=== Task ===
Copy, from the entries below, each line where the word "import" can be found.

=== Records for processing ===
Segment Open
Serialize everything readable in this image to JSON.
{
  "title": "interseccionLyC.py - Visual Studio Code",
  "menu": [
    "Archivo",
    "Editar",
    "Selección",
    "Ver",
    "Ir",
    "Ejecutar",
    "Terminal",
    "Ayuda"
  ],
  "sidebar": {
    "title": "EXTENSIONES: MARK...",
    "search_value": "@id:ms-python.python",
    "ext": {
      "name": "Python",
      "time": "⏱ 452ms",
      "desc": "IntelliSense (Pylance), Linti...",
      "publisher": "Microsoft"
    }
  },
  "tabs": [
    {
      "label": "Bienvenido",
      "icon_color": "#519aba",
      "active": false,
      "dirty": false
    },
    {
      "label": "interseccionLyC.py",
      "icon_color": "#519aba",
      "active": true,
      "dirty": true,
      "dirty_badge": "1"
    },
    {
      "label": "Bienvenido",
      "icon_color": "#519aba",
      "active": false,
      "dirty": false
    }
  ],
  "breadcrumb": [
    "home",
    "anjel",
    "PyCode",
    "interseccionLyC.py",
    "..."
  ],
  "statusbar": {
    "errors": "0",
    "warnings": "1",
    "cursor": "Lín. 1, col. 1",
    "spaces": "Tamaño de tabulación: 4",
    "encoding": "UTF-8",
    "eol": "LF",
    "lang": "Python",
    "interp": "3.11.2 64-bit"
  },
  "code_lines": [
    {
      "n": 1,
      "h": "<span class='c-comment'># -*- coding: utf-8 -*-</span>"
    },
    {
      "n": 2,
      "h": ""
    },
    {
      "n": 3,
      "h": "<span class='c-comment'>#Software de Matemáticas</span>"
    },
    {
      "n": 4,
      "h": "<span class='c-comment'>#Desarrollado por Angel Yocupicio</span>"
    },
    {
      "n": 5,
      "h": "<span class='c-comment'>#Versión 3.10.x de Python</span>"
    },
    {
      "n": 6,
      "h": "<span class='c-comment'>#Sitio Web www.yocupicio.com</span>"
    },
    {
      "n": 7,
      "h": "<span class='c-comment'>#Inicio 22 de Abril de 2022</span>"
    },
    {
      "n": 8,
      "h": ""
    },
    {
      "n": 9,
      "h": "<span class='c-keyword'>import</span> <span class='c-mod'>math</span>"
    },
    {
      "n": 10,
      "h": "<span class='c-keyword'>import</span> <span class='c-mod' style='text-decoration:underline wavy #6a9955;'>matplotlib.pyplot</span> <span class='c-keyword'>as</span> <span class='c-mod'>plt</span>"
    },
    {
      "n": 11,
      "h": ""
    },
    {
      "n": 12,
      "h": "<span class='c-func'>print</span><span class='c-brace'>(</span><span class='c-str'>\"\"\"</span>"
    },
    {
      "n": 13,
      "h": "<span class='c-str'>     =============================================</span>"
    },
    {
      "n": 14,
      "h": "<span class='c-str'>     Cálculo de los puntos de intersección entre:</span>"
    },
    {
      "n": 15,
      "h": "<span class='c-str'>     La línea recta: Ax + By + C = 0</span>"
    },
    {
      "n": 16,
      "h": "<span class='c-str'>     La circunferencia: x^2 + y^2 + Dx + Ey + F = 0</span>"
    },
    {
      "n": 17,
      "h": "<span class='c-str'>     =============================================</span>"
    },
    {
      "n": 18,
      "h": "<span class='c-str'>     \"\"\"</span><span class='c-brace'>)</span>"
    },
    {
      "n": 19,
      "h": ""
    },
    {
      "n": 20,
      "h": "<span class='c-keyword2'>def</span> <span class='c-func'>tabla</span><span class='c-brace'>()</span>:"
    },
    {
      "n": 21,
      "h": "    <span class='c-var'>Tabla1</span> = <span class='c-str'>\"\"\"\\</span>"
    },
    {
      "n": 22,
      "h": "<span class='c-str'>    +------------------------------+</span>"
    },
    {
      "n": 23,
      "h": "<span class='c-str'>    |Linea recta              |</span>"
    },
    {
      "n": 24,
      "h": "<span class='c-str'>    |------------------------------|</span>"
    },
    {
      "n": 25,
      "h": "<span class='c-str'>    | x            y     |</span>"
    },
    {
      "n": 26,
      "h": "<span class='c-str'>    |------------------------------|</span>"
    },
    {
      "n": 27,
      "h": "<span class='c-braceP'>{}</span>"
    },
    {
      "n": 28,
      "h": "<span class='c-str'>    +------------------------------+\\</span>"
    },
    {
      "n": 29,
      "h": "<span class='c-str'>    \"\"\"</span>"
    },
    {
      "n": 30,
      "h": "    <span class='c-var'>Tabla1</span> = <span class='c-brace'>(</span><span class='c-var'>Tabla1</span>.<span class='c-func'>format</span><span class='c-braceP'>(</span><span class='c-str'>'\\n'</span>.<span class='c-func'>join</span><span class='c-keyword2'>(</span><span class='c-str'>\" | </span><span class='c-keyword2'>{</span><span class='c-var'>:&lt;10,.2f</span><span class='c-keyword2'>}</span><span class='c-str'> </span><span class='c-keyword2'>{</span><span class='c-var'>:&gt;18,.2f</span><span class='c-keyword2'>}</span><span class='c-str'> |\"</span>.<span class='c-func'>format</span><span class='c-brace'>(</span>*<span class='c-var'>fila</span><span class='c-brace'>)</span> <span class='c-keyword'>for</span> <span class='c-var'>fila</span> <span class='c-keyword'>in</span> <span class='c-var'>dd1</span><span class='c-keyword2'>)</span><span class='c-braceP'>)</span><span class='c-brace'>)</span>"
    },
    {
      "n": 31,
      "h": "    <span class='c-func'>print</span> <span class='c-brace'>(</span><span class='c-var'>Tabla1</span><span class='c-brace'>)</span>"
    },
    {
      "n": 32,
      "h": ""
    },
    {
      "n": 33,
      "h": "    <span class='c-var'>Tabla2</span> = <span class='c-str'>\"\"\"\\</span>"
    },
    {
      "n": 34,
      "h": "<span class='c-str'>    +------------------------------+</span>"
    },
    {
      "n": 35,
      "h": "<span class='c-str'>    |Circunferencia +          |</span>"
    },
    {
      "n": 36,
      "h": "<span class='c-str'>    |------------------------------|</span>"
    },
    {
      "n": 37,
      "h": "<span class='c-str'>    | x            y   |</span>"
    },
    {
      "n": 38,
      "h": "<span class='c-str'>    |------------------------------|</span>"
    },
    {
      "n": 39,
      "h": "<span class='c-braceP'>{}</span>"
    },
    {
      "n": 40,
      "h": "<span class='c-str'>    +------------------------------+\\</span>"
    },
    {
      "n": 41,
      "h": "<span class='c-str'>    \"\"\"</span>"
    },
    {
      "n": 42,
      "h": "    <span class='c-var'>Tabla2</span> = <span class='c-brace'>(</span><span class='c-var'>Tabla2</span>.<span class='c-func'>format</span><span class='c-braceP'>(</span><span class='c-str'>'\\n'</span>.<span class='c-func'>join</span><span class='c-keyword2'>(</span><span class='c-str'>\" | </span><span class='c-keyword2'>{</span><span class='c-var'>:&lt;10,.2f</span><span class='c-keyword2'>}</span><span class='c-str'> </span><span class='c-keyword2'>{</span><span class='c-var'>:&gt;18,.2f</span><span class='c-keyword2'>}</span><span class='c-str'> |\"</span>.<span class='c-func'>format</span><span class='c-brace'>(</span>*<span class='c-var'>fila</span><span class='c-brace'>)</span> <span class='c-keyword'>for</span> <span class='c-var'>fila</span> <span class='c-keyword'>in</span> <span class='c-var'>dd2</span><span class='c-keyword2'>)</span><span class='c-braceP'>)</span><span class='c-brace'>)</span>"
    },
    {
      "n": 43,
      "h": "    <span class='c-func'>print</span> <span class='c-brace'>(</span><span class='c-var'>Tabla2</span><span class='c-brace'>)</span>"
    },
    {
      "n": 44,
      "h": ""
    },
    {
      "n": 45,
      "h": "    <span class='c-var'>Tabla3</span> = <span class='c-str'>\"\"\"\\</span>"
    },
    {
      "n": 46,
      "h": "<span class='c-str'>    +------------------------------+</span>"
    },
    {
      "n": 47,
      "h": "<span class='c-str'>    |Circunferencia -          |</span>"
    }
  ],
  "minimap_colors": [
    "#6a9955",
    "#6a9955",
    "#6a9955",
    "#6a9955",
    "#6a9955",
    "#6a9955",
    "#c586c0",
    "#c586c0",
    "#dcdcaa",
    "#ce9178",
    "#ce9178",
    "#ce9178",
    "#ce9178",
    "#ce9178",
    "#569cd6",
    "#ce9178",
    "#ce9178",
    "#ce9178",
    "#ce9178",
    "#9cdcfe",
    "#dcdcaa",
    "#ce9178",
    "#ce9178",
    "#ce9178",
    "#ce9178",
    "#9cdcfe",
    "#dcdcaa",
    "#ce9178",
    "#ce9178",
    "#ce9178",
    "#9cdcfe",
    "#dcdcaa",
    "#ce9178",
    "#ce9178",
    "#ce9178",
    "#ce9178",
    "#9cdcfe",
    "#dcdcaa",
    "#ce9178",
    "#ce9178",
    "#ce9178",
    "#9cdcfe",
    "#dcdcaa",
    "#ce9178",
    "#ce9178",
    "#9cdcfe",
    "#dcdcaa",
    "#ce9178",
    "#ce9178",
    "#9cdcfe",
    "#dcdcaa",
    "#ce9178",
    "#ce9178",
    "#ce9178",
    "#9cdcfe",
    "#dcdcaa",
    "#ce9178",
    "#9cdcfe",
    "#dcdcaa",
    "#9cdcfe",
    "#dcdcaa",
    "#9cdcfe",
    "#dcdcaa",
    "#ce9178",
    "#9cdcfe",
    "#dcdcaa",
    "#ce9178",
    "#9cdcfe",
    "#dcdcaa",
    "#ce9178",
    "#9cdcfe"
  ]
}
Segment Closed
=== Answer to this task ===
      "h": "<span class='c-keyword'>import</span> <span class='c-mod'>math</span>"
      "h": "<span class='c-keyword'>import</span> <span class='c-mod' style='text-decoration:underline wavy #6a9955;'>matplotlib.pyplot</span> <span class='c-keyword'>as</span> <span class='c-mod'>plt</span>"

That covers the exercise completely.